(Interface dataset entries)
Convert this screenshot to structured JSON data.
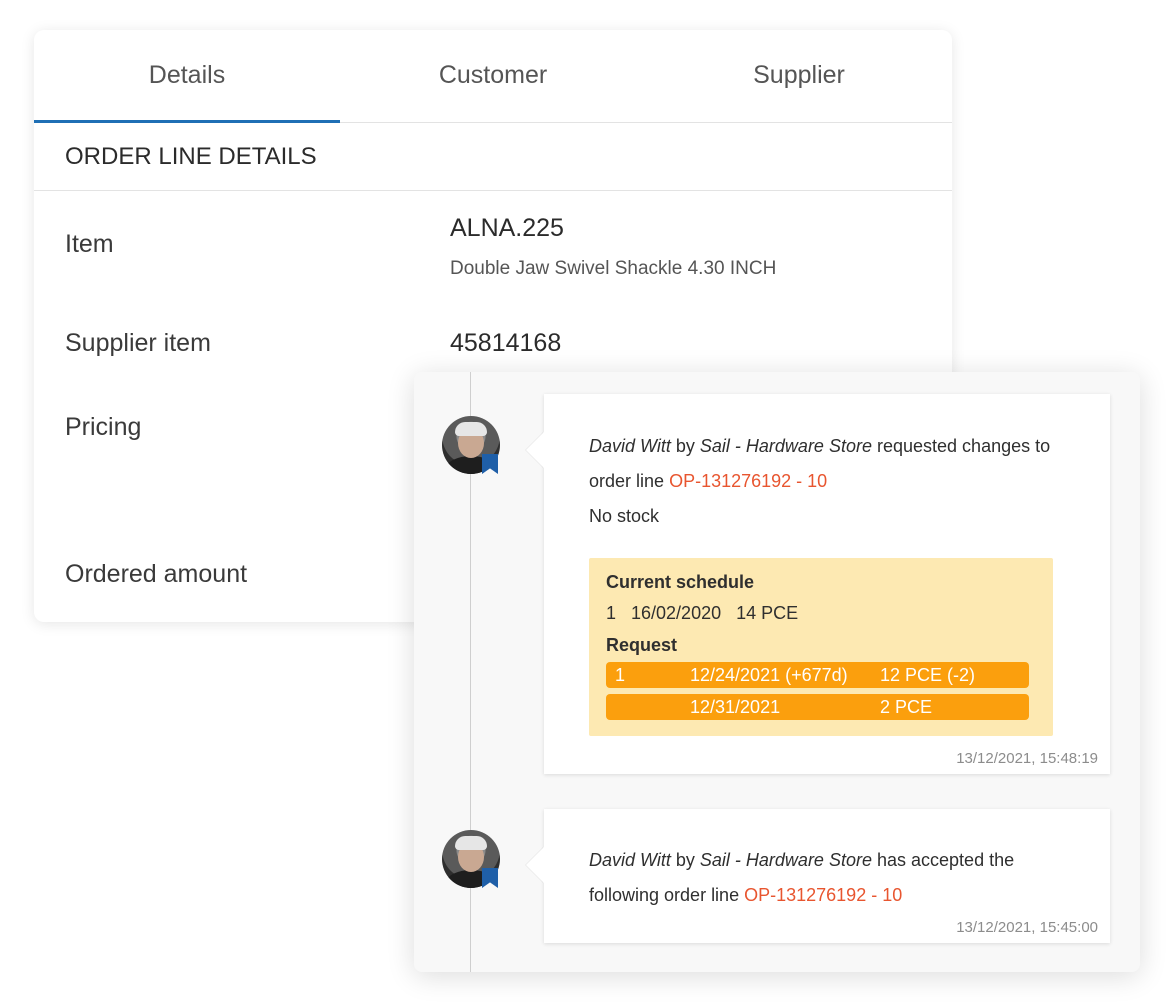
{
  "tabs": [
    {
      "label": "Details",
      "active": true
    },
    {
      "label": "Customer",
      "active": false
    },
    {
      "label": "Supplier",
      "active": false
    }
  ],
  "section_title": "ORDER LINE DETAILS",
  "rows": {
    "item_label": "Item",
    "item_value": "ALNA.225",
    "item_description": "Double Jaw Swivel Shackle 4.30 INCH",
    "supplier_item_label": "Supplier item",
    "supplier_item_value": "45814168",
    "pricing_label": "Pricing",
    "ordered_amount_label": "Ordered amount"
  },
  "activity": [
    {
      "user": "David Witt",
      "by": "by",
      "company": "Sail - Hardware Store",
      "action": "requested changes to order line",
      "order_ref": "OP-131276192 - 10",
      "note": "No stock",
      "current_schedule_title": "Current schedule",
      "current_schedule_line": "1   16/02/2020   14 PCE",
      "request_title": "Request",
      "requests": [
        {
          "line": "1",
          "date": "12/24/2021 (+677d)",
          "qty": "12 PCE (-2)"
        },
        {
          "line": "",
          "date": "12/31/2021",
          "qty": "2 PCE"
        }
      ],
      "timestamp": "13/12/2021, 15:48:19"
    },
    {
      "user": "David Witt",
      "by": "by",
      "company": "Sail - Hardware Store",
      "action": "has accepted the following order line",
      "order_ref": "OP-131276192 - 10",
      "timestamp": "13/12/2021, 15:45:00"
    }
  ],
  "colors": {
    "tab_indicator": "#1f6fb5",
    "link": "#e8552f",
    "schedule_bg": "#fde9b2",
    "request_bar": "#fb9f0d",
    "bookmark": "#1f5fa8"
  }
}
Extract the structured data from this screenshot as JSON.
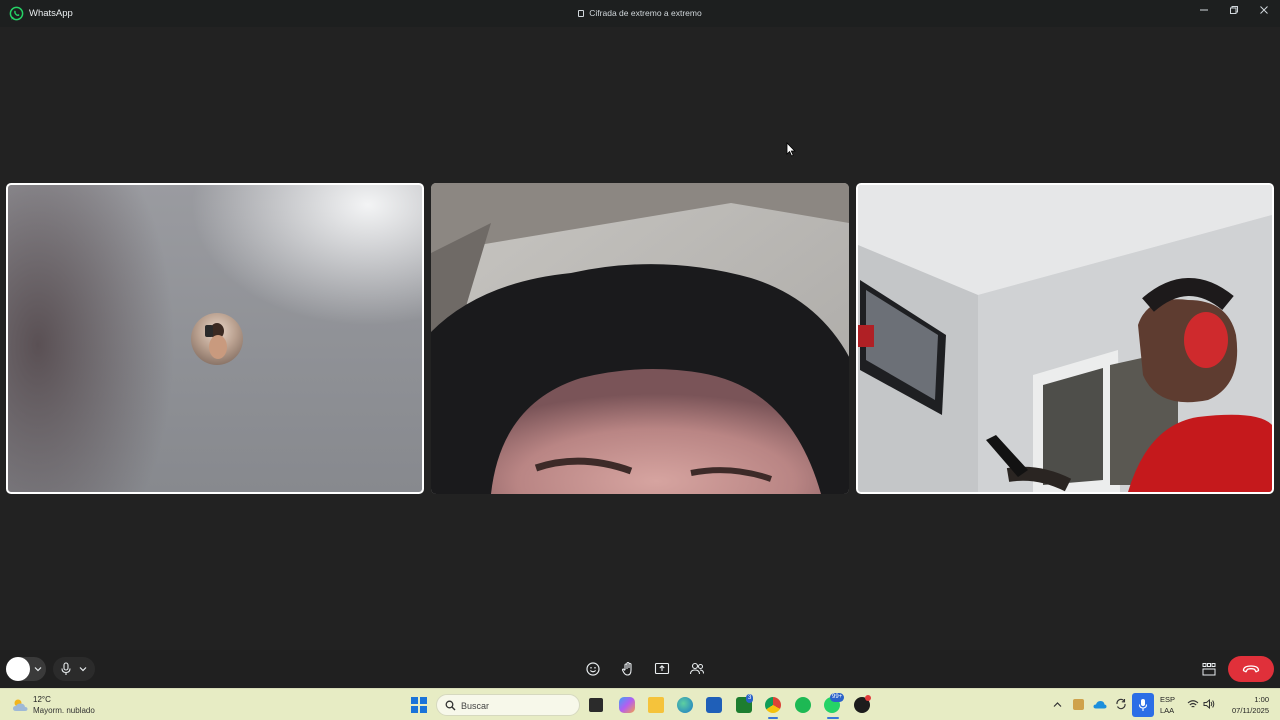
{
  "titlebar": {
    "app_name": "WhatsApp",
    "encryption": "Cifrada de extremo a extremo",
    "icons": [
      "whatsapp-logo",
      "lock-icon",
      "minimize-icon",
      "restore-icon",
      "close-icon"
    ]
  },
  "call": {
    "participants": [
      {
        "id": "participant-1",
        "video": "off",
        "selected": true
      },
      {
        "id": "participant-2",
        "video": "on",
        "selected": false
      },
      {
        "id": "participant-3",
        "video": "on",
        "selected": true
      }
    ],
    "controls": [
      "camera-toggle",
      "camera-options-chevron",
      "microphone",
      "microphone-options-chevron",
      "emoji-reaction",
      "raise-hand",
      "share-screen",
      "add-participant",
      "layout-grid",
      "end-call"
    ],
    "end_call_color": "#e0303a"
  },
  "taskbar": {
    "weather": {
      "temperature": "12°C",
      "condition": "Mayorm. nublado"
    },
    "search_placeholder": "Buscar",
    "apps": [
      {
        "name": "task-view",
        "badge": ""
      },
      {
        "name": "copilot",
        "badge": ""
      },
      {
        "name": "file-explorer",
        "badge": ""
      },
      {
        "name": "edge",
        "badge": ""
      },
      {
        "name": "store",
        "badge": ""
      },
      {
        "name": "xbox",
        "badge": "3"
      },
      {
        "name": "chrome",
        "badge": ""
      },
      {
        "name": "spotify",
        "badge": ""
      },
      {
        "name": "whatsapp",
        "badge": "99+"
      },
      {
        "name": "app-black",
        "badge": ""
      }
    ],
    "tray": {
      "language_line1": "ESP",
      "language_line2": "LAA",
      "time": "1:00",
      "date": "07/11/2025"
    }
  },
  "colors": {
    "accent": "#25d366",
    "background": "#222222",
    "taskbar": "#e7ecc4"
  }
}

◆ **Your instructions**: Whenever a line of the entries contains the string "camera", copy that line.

◆ **Task response**:
      "camera-toggle",
      "camera-options-chevron",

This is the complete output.